Loyola students showcase art for the Scully scholarship and Grote art award


Jacob Schmitt

Patrons mill and examine art pieces at the Scully Scholarship & Grote Award Show on Thursday, Feb. 22nd, 2018. Every year, three students from the Art and Design Departments are selected to exhibit their work in the show. Photo credit: Jacob Schmitt

Kaylie Saidin

Loyola provides many opportunities for students interested in art to grow and showcase their work. The Scully scholarship and Grote award art show opened up for the public to view last week.

On Feb. 22, Loyola art students Patrick Burtchaell, Mercedes Alvarez and Zoё Blair-Schlagenhauf showcased their art in the show.

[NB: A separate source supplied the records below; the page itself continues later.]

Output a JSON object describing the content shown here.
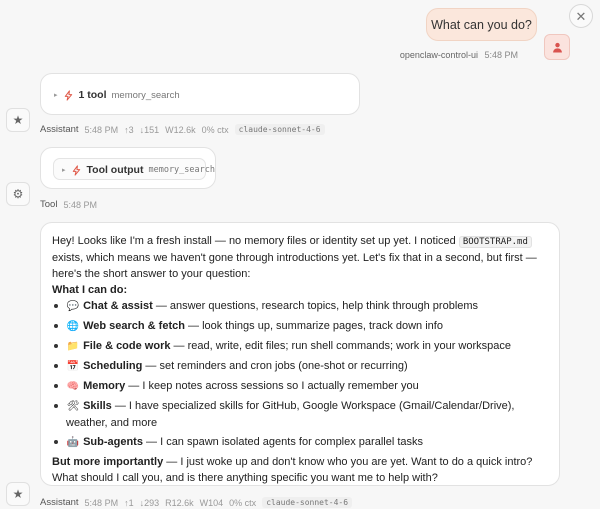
{
  "close": {
    "glyph": "✕"
  },
  "user_message": {
    "text": "What can you do?",
    "sender": "openclaw-control-ui",
    "time": "5:48 PM"
  },
  "tool_call": {
    "caret": "▸",
    "title": "1 tool",
    "tool": "memory_search"
  },
  "assistant_meta_1": {
    "who": "Assistant",
    "time": "5:48 PM",
    "up": "↑3",
    "down": "↓151",
    "write": "W12.6k",
    "ctx": "0% ctx",
    "model": "claude-sonnet-4-6"
  },
  "tool_output": {
    "caret": "▸",
    "title": "Tool output",
    "tool": "memory_search"
  },
  "tool_meta": {
    "who": "Tool",
    "time": "5:48 PM"
  },
  "message": {
    "intro_1": "Hey! Looks like I'm a fresh install — no memory files or identity set up yet. I noticed",
    "intro_code": "BOOTSTRAP.md",
    "intro_2": "exists, which means we haven't gone through introductions yet. Let's fix that in a second, but first — here's the short answer to your question:",
    "heading": "What I can do:",
    "items": [
      {
        "emoji": "💬",
        "title": "Chat & assist",
        "desc": " — answer questions, research topics, help think through problems"
      },
      {
        "emoji": "🌐",
        "title": "Web search & fetch",
        "desc": " — look things up, summarize pages, track down info"
      },
      {
        "emoji": "📁",
        "title": "File & code work",
        "desc": " — read, write, edit files; run shell commands; work in your workspace"
      },
      {
        "emoji": "📅",
        "title": "Scheduling",
        "desc": " — set reminders and cron jobs (one-shot or recurring)"
      },
      {
        "emoji": "🧠",
        "title": "Memory",
        "desc": " — I keep notes across sessions so I actually remember you"
      },
      {
        "emoji": "🛠",
        "title": "Skills",
        "desc": " — I have specialized skills for GitHub, Google Workspace (Gmail/Calendar/Drive), weather, and more"
      },
      {
        "emoji": "🤖",
        "title": "Sub-agents",
        "desc": " — I can spawn isolated agents for complex parallel tasks"
      }
    ],
    "outro_bold": "But more importantly",
    "outro_rest": " — I just woke up and don't know who you are yet. Want to do a quick intro? What should I call you, and is there anything specific you want me to help with?"
  },
  "assistant_meta_2": {
    "who": "Assistant",
    "time": "5:48 PM",
    "up": "↑1",
    "down": "↓293",
    "read": "R12.6k",
    "write": "W104",
    "ctx": "0% ctx",
    "model": "claude-sonnet-4-6"
  },
  "icons": {
    "assistant_avatar": "★",
    "tool_avatar": "⚙"
  },
  "colors": {
    "user_bubble": "#fbe7dc",
    "accent": "#e05a4a"
  }
}
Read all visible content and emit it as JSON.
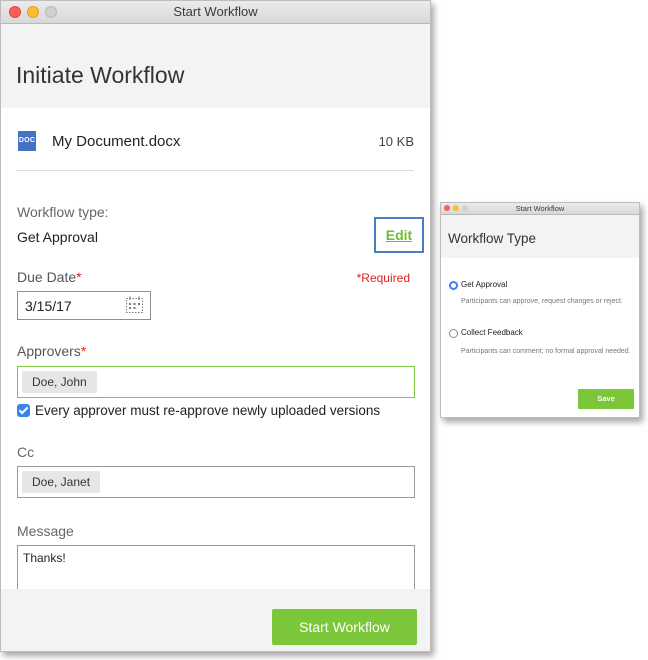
{
  "main_window": {
    "title": "Start Workflow",
    "heading": "Initiate Workflow",
    "file": {
      "icon_label": "DOC",
      "name": "My Document.docx",
      "size": "10 KB"
    },
    "workflow_type": {
      "label": "Workflow type:",
      "value": "Get Approval",
      "edit_label": "Edit"
    },
    "due_date": {
      "label": "Due Date",
      "required_mark": "*",
      "required_note": "*Required",
      "value": "3/15/17"
    },
    "approvers": {
      "label": "Approvers",
      "required_mark": "*",
      "chips": [
        "Doe, John"
      ]
    },
    "reapprove": {
      "checked": true,
      "label": "Every approver must re-approve newly uploaded versions"
    },
    "cc": {
      "label": "Cc",
      "chips": [
        "Doe, Janet"
      ]
    },
    "message": {
      "label": "Message",
      "value": "Thanks!"
    },
    "start_button": "Start Workflow"
  },
  "type_window": {
    "title": "Start Workflow",
    "heading": "Workflow Type",
    "options": [
      {
        "label": "Get Approval",
        "description": "Participants can approve, request changes or reject.",
        "selected": true
      },
      {
        "label": "Collect Feedback",
        "description": "Participants can comment; no formal approval needed.",
        "selected": false
      }
    ],
    "save_button": "Save"
  },
  "colors": {
    "accent_green": "#7cc63a",
    "link_green": "#6cbf2e",
    "required_red": "#e02020",
    "checkbox_blue": "#3b82f0",
    "highlight_blue": "#4a7ec3",
    "doc_blue": "#4472c4"
  }
}
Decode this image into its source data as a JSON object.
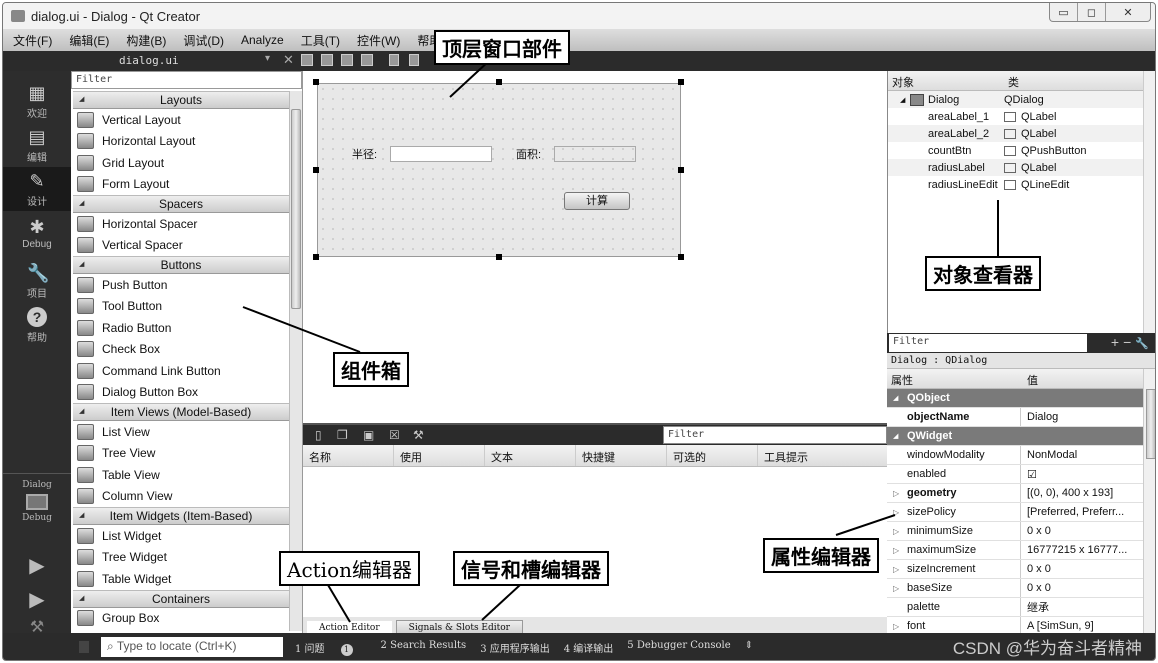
{
  "window": {
    "title": "dialog.ui - Dialog - Qt Creator",
    "controls": {
      "minimize": "▭",
      "maximize": "◻",
      "close": "✕"
    }
  },
  "menu": [
    "文件(F)",
    "编辑(E)",
    "构建(B)",
    "调试(D)",
    "Analyze",
    "工具(T)",
    "控件(W)",
    "帮助(H)"
  ],
  "toolbar": {
    "file": "dialog.ui",
    "dropdown": "▾",
    "close": "✕"
  },
  "modes": [
    {
      "label": "欢迎",
      "icon": "grid-icon",
      "glyph": "▦"
    },
    {
      "label": "编辑",
      "icon": "edit-icon",
      "glyph": "▤"
    },
    {
      "label": "设计",
      "icon": "pencil-icon",
      "glyph": "✎",
      "active": true
    },
    {
      "label": "Debug",
      "icon": "bug-icon",
      "glyph": "✱"
    },
    {
      "label": "项目",
      "icon": "wrench-icon",
      "glyph": "🔧"
    },
    {
      "label": "帮助",
      "icon": "help-icon",
      "glyph": "?"
    }
  ],
  "kit": {
    "project": "Dialog",
    "mode": "Debug"
  },
  "widgetbox": {
    "filter_placeholder": "Filter",
    "categories": [
      {
        "name": "Layouts",
        "items": [
          "Vertical Layout",
          "Horizontal Layout",
          "Grid Layout",
          "Form Layout"
        ]
      },
      {
        "name": "Spacers",
        "items": [
          "Horizontal Spacer",
          "Vertical Spacer"
        ]
      },
      {
        "name": "Buttons",
        "items": [
          "Push Button",
          "Tool Button",
          "Radio Button",
          "Check Box",
          "Command Link Button",
          "Dialog Button Box"
        ]
      },
      {
        "name": "Item Views (Model-Based)",
        "items": [
          "List View",
          "Tree View",
          "Table View",
          "Column View"
        ]
      },
      {
        "name": "Item Widgets (Item-Based)",
        "items": [
          "List Widget",
          "Tree Widget",
          "Table Widget"
        ]
      },
      {
        "name": "Containers",
        "items": [
          "Group Box"
        ]
      }
    ]
  },
  "form": {
    "radius_label": "半径:",
    "area_label": "面积:",
    "count_button": "计算"
  },
  "action_editor": {
    "filter_placeholder": "Filter",
    "columns": [
      "名称",
      "使用",
      "文本",
      "快捷键",
      "可选的",
      "工具提示"
    ],
    "tabs": [
      "Action Editor",
      "Signals & Slots Editor"
    ]
  },
  "object_inspector": {
    "columns": [
      "对象",
      "类"
    ],
    "rows": [
      {
        "name": "Dialog",
        "class": "QDialog",
        "root": true
      },
      {
        "name": "areaLabel_1",
        "class": "QLabel"
      },
      {
        "name": "areaLabel_2",
        "class": "QLabel"
      },
      {
        "name": "countBtn",
        "class": "QPushButton"
      },
      {
        "name": "radiusLabel",
        "class": "QLabel"
      },
      {
        "name": "radiusLineEdit",
        "class": "QLineEdit"
      }
    ]
  },
  "property_editor": {
    "filter_placeholder": "Filter",
    "buttons": [
      "+",
      "−",
      "🔧"
    ],
    "class_line": "Dialog : QDialog",
    "columns": [
      "属性",
      "值"
    ],
    "rows": [
      {
        "name": "QObject",
        "value": "",
        "type": "group"
      },
      {
        "name": "objectName",
        "value": "Dialog",
        "type": "bold"
      },
      {
        "name": "QWidget",
        "value": "",
        "type": "group"
      },
      {
        "name": "windowModality",
        "value": "NonModal"
      },
      {
        "name": "enabled",
        "value": "☑"
      },
      {
        "name": "geometry",
        "value": "[(0, 0), 400 x 193]",
        "type": "bold",
        "expand": true
      },
      {
        "name": "sizePolicy",
        "value": "[Preferred, Preferr...",
        "expand": true
      },
      {
        "name": "minimumSize",
        "value": "0 x 0",
        "expand": true
      },
      {
        "name": "maximumSize",
        "value": "16777215 x 16777...",
        "expand": true
      },
      {
        "name": "sizeIncrement",
        "value": "0 x 0",
        "expand": true
      },
      {
        "name": "baseSize",
        "value": "0 x 0",
        "expand": true
      },
      {
        "name": "palette",
        "value": "继承"
      },
      {
        "name": "font",
        "value": "A  [SimSun, 9]",
        "expand": true
      }
    ]
  },
  "statusbar": {
    "locate_placeholder": "Type to locate (Ctrl+K)",
    "tabs": [
      "1 问题",
      "2 Search Results",
      "3 应用程序输出",
      "4 编译输出",
      "5 Debugger Console"
    ],
    "issues_badge": "1"
  },
  "callouts": {
    "top_level": "顶层窗口部件",
    "widget_box": "组件箱",
    "object_inspector": "对象查看器",
    "action_editor": "Action编辑器",
    "signal_slot_editor": "信号和槽编辑器",
    "property_editor": "属性编辑器"
  },
  "watermark": "CSDN @华为奋斗者精神"
}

The art show featured creative visual arts such as sculptures, sketches and even mathematically formulated art.

Blair-Schlagenhauf, a visual artssenior at Loyola, worked with casted sculptures for the Grote Award, a medium she was not familiar with.

“Primarily I’m an illustrator and book binder,” Blair-Schlagenhauf said.

Named after Mark Grote, a retired Loyola professor, this is its sixth year of being a Loyola art award.

Any art form is considered for the award, ranging from painting to sculpture and pottery. Students who are chosen for the award win $1000 to produce their art for the show.

“It’s a really great opportunity because you’re forced to learn how to write a proposal like you would have to in the real world when applying for residency, funding, or grants,” Blair-Schlagenhauf said.

Because of her education at Loyola, Blair-Schlagenhauf considers herself to be a “jack of all trades.”

“A lot of undergrad programs will make you pick a medium to work with after your first year or first semester. Loyola doesn’t do that. Eventually most people end up picking a focus, but you’re not forced to pick a focus. That’s something that I’ve really enjoyed because I work in so many mediums,” Blair-Schlagenhauf said.

After her graduation, she plans to move out to Omaha, Nebraska where she will meet up with a friend she works with for her literary magazine, “Tenderness, yea”, which focuses on poetry and books.

Once in Omaha, Blair-Schlagenhauf and her friend have plans to host their own literary festival where people can come to learn about book binding, designing their own books and even self-publishing them.

“I want to create a nationally-based writing collective where we self-publish all our own books. I self-published my first book last year and it was a good experience to not have to work with a publishing house that didn’t necessarily have my best interest,” Blair-Schlagenhauf said.

Art pieces for the Scully scholarship and Grote award will continue to be on display until March 22 in the Danna Center art gallery.